For shorter updates, follow me on twitter as a person, as my blog, or as the podcast, or for a monthly newsletter with highlights, subscribe on substack.

May 2020: retronyms, schwa, Language Files videos, and my 8th blogiversary

I did an interview for the New York Times about the vocabulary of covid times. Here’s a portion of it:

Looking ahead, linguistic changes are yet to come, Ms. McCulloch said. She explained the concept of a retronym — assigning a new name for a default now dated by technology or social change; for example, with the rise of cellphones, non-mobile phones became “landlines.”

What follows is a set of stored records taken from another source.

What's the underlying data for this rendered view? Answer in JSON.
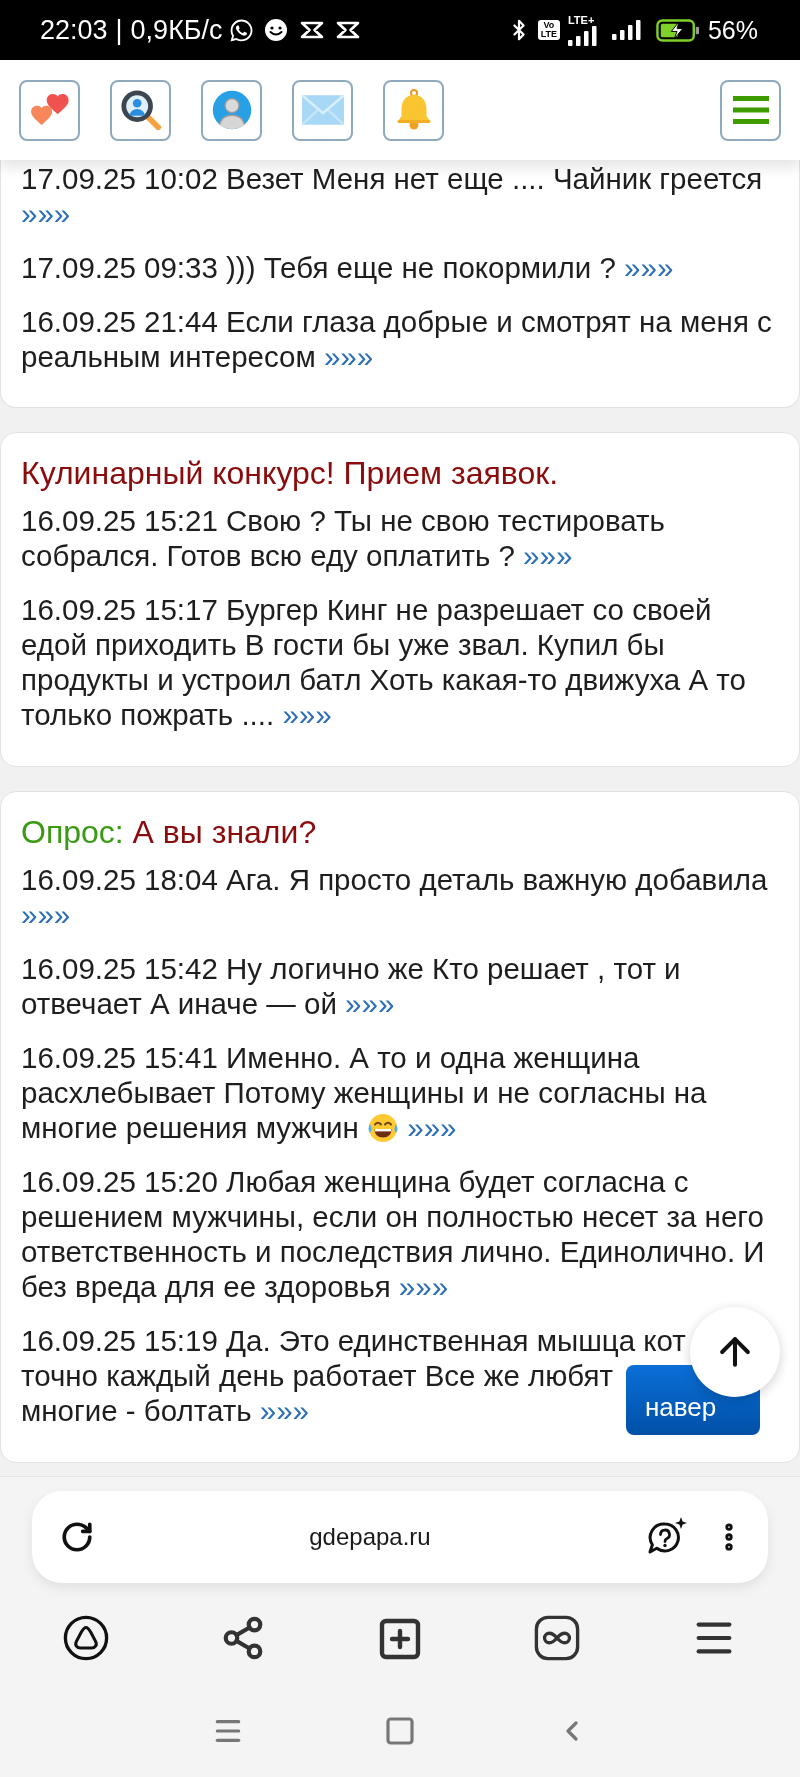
{
  "status_bar": {
    "time": "22:03",
    "separator": "|",
    "network_speed": "0,9КБ/с",
    "volte": "Vo LTE",
    "network_type": "LTE+",
    "battery": "56%"
  },
  "cards": [
    {
      "entries": [
        {
          "time": "17.09.25 10:02",
          "text": "Везет Меня нет еще .... Чайник греется",
          "more": "»»»"
        },
        {
          "time": "17.09.25 09:33",
          "text": "))) Тебя еще не покормили ?",
          "more": "»»»"
        },
        {
          "time": "16.09.25 21:44",
          "text": "Если глаза добрые и смотрят на меня с реальным интересом",
          "more": "»»»"
        }
      ]
    },
    {
      "title": "Кулинарный конкурс! Прием заявок.",
      "entries": [
        {
          "time": "16.09.25 15:21",
          "text": "Свою ? Ты не свою тестировать собрался. Готов всю еду оплатить ?",
          "more": "»»»"
        },
        {
          "time": "16.09.25 15:17",
          "text": "Бургер Кинг не разрешает со своей едой приходить В гости бы уже звал. Купил бы продукты и устроил батл Хоть какая-то движуха А то только пожрать ....",
          "more": "»»»"
        }
      ]
    },
    {
      "title_prefix": "Опрос:",
      "title": "А вы знали?",
      "entries": [
        {
          "time": "16.09.25 18:04",
          "text": "Ага. Я просто деталь важную добавила",
          "more": "»»»"
        },
        {
          "time": "16.09.25 15:42",
          "text": "Ну логично же Кто решает , тот и отвечает А иначе — ой",
          "more": "»»»"
        },
        {
          "time": "16.09.25 15:41",
          "text": "Именно. А то и одна женщина расхлебывает Потому женщины и не согласны на многие решения мужчин",
          "emoji": true,
          "more": "»»»"
        },
        {
          "time": "16.09.25 15:20",
          "text": "Любая женщина будет согласна с решением мужчины, если он полностью несет за него ответственность и последствия лично. Единолично. И без вреда для ее здоровья",
          "more": "»»»"
        },
        {
          "time": "16.09.25 15:19",
          "lines": [
            "Да. Это единственная мышца кот",
            "точно каждый день работает Все же любят",
            "многие - болтать"
          ],
          "more": "»»»"
        }
      ]
    }
  ],
  "scroll_top": {
    "label": "навер"
  },
  "browser": {
    "url": "gdepapa.ru"
  }
}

“We are still in the phase of naming the new things we’re encountering, but eventually we’ll get to the stage where we need names for what things were like before the virus hit,” she said. We’re still assimilating to “the new normal” and its accompanying word bank, while longing for “the before times.”

But when we return to the life we knew, forever altered as it may be, we may need new qualifiers: first dates that aren’t over FaceTime; IRL hangouts, unmasked and less than six feet apart; to-stay drinks at bars.

I also did an interview in Archiletras, a Spanish-speaking literary publication, about Because Internet and internet language in general (it was very fun to get to read my words translated into Spanish!)

I was on an impromptu panel about linguistics in science fiction/fantasy at the online version of WisCon (#WisConline) with a fun group of linguists!

The main episode of Lingthusiasm was about schwa, the most versatile English vowel and the bonus episode was about counting systems across languages. Lingthusiasm was also featured on the big Patreon accounts as part of #MadeWithPatrons and we released new schwa-themed merch with the (admittedly aspirational these days) slogan Never Stressed.

I hit my eighth blogiversary on All Things Linguistic, and it is frankly pretty absurd that I’ve been blogging this long. Here’s the traditional year-in-review roundup post, featuring some of my favourite posts of the past year.

Two new Language Files videos came out: the Hidden Rules of Conversation (about Grice’s Maxims) and schwa, product of the ongoing collaboration between me, Tom Scott, and Molly Ruhl. (It is, uh, maybe not a coincidence that Everything Was Coming Up Schwas this month, when you have a good idea you might as well just roll with it.)

Full media list: 

Selected tweets:

Selected blog posts:

This month’s image is of the new schwa sticker pack, with art which we commissioned from Lucy Maddox of the schwa + Never Stressed slogan in multicoloured floral and black and white geometric designs.

schwa never stressed lingthusiasm sticker pack